[This discussion is getting really interesting … please chime in, folks …]
I am trying to figure out the seriousness of something that I see is going on in Silicon Valley and elsewhere. I need your help to understand the phenomenon, and would appreciate if you engage in this thread and offer your perspective.
VCs are moving up the entrepreneurship value chain, raising larger and larger funds, and moving farther and farther away from true entrepreneurship. In essence, they are moving to late stage ventures, and becoming Bankers, as opposed to Venture Capitalists.
As a result, there is an increasing void in seed / early stage entrepreneurship. Raising money has become very difficult.
No, early stage entrepreneurship has not stopped. The Angel network continues to play in this, but Angels are not easy to find, so first time entrepreneurs have a hard time locating money to get their projects off the ground.
The other mechanism that is supporting early-stage is serial entrepreneurship.
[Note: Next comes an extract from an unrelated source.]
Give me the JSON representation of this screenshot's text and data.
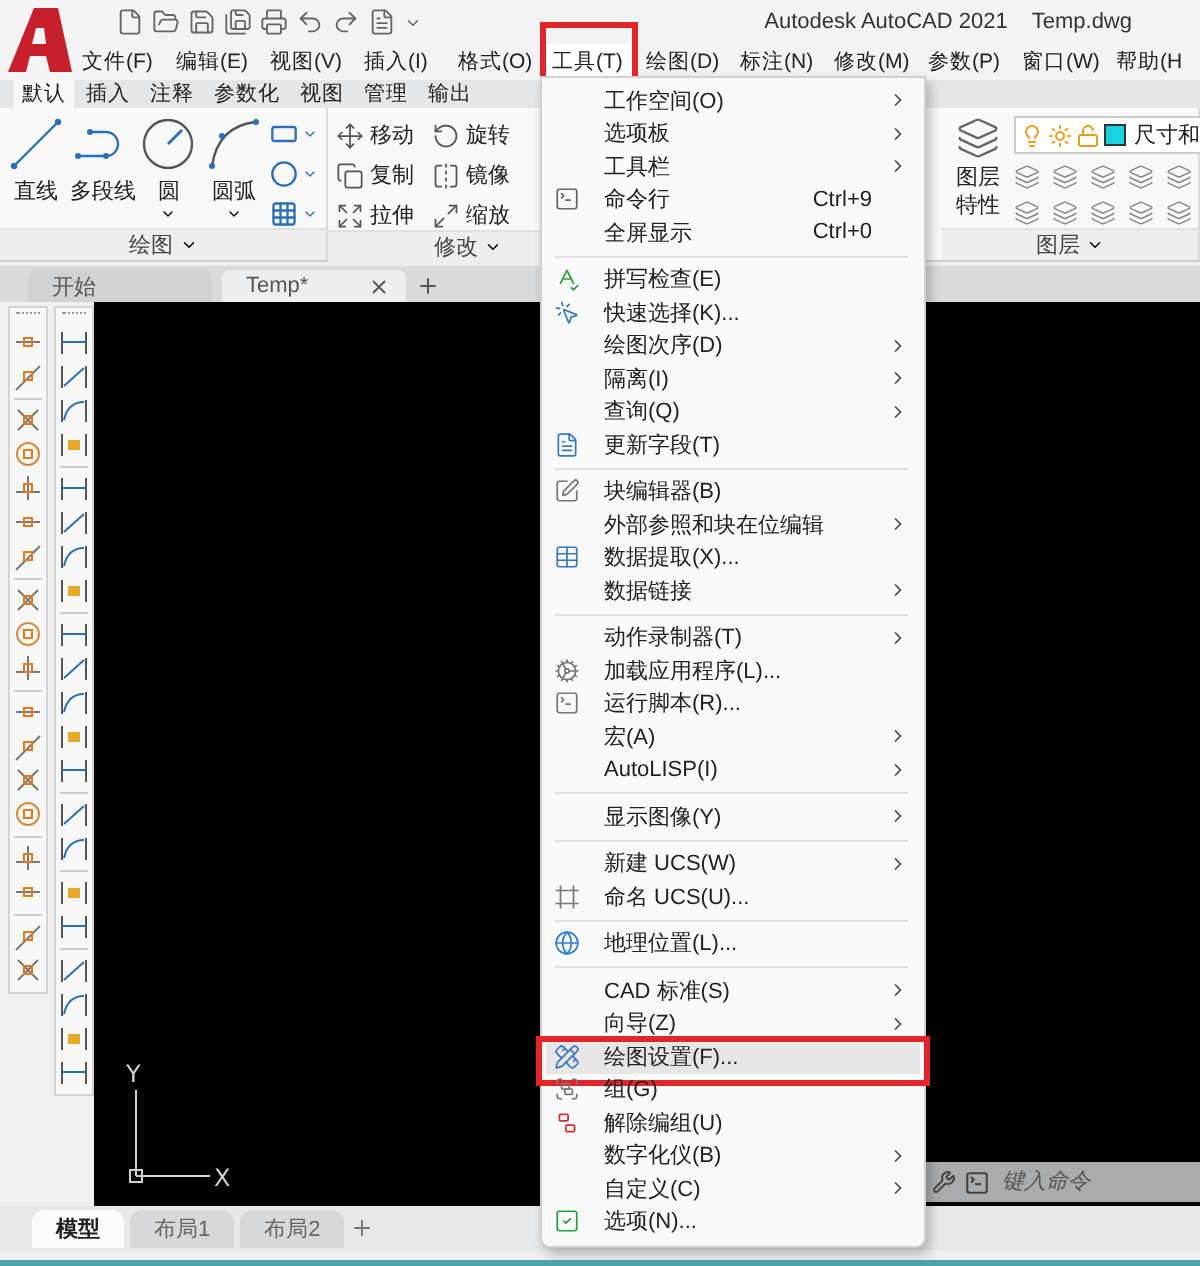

Serial Entrepreneurs, predictably, are funding the seed round themselves, with their own money, and then going straight to their network of VCs to do the later rounds.
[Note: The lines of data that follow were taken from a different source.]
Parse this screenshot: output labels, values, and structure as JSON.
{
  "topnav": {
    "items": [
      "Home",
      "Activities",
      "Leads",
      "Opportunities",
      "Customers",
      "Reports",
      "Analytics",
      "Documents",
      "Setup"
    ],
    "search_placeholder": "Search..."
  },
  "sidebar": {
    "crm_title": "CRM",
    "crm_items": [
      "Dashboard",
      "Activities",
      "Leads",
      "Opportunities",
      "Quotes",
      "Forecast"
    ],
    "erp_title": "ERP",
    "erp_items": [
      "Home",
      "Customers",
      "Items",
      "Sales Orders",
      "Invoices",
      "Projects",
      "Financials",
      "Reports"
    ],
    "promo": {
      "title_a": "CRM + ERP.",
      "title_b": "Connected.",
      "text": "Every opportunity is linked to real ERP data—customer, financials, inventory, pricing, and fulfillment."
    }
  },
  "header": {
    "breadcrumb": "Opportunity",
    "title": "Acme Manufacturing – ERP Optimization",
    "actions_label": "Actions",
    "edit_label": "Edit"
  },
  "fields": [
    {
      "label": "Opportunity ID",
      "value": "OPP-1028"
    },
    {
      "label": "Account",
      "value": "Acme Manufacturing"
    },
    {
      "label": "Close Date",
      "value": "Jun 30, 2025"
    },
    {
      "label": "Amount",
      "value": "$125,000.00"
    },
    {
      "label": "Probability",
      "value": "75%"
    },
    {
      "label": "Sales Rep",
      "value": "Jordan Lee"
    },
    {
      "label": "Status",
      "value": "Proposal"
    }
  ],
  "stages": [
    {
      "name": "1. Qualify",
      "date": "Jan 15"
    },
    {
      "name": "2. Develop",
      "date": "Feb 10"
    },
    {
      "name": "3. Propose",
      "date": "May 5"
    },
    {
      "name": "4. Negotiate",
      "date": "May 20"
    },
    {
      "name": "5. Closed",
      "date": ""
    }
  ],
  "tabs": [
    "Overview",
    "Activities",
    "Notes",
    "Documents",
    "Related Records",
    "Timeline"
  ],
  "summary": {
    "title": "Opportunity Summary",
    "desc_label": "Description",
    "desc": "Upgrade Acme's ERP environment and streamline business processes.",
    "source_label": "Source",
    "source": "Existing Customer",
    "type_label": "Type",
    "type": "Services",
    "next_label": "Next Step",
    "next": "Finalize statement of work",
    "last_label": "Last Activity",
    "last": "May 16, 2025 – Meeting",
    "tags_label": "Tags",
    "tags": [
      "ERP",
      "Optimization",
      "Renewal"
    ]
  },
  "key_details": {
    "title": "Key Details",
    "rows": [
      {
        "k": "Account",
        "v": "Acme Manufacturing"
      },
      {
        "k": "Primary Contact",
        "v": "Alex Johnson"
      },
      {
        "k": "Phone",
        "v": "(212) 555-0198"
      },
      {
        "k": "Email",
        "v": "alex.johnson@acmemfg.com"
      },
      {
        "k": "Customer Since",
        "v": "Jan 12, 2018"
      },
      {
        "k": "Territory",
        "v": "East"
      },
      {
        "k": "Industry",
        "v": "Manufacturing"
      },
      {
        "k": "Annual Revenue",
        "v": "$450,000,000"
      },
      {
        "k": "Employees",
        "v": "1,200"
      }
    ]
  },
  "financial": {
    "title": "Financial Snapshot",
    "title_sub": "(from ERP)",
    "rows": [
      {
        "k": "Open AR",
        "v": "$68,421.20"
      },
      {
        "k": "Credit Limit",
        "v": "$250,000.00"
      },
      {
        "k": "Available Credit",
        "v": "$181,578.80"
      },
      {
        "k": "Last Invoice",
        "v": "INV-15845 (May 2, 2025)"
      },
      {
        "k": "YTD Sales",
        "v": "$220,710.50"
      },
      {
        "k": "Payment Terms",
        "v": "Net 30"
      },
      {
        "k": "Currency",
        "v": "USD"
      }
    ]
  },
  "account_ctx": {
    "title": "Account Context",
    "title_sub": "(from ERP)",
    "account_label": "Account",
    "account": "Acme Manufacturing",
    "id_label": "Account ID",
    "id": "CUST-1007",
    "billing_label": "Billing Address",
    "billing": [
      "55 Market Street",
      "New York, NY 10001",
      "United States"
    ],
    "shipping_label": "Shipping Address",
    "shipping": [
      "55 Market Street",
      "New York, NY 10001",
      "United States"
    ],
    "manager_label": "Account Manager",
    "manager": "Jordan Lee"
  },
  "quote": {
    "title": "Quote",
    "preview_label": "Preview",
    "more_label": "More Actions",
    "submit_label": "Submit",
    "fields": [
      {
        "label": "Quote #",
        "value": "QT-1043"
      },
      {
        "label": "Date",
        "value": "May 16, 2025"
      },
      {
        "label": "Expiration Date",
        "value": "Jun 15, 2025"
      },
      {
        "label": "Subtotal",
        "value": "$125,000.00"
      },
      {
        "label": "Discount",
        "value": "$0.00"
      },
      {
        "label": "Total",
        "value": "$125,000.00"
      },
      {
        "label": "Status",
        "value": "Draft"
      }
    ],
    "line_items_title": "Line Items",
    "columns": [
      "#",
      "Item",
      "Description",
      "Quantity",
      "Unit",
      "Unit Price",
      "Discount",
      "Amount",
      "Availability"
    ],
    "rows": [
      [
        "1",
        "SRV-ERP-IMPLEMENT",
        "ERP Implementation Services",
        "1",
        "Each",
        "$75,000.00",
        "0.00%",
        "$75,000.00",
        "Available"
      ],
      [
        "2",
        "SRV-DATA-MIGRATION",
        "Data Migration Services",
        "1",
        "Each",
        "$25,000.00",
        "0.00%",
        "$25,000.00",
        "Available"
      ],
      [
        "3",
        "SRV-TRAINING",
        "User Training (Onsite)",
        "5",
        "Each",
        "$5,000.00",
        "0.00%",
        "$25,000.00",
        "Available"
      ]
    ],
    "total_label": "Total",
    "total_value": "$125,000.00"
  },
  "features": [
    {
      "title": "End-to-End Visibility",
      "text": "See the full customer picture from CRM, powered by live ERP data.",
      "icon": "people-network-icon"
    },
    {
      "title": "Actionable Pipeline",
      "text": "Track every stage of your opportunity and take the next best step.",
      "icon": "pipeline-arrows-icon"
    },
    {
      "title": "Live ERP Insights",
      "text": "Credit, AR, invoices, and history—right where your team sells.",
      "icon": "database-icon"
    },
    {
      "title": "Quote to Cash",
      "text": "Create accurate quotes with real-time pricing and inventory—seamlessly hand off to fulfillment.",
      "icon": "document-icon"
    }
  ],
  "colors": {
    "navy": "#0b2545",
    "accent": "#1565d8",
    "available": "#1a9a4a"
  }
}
This leaves first-time entrepreneurs in a lurch.
My thesis is that many of the world’s best entrepreneurs were first-time entrepreneurs once. Steve Jobs. Bill Gates. Larry Ellison.
By making it so difficult for the new generation of first-time entrepreneurs to get funded, are we throttling a realm of creativity, innovation, and entrepreneurial energy that ought to be nurtured, not smothered?